Located in the old chapter house, it has a carved 16th century Mudejar ceiling. It features a selection of his pictorial and sculptural heritage, with important works by Pedro de Mena and Jose Ribera, amongst others. The collection is completed by silver liturgical objects, carvings and embroidery, caskets, reliquaries, altar pieces and ivory crucifixes. The Museum visit is part of the Cathedral visit.
It is divided into two rooms where we can observe several works from the different parts of the Cathedral; in the first you can see works of art while the second contains objects related to religion, as well as ceramics and carvings.
Among the paintings that can be seen in the first room are canvasses by great authors such as José de Ribera and Luis Morales. In this room they share a space with small 17th century sculptures.
The Episcopal seat of the Bishop Santos Olivera presides over the second room, where we can see, among other liturgical items, outstanding gold and ivory pieces.
The Cathedral of Málaga is one of the city's main landmarks. It was built between 1528 and 1782 according to plans by Diego de Siloé.
It has a Baroque-style façade with a Renaissance interior. It is divided into three naves, the central one being the widest.
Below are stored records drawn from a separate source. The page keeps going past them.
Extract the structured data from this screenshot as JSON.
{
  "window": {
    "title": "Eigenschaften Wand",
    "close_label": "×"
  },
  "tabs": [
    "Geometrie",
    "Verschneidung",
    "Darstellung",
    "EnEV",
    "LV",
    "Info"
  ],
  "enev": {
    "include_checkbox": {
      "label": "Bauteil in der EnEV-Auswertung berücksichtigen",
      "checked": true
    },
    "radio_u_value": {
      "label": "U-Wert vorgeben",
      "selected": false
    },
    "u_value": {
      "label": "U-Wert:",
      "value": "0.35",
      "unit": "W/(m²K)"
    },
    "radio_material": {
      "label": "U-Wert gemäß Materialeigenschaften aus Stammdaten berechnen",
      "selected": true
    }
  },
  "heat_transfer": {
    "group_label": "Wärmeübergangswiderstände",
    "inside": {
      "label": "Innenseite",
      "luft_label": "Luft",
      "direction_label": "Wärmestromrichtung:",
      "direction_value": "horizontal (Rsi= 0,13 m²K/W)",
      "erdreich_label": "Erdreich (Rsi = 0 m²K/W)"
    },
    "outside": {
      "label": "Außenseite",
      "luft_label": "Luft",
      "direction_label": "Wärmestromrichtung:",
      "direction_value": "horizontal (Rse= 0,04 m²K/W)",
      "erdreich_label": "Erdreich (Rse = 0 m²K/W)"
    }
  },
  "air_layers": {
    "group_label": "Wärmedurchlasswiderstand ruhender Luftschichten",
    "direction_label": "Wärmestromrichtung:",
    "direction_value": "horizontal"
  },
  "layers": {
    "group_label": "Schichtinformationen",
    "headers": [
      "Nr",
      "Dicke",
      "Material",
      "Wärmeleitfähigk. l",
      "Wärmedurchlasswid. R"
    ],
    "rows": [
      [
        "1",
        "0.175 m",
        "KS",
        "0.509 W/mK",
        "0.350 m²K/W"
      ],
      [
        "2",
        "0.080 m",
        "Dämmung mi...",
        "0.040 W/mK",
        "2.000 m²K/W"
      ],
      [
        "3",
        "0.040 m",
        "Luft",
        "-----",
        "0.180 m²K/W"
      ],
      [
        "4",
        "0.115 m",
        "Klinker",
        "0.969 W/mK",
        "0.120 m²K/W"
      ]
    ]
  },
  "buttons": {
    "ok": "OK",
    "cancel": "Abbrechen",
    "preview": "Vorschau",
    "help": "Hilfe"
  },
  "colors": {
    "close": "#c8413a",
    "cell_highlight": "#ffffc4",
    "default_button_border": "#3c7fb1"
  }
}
In Málaga it is popularly known as "La Manquita" (One-armed) because one of its towers is unfinished.
- Calle Molina Lario, 9. Interior de la Catedral de Málaga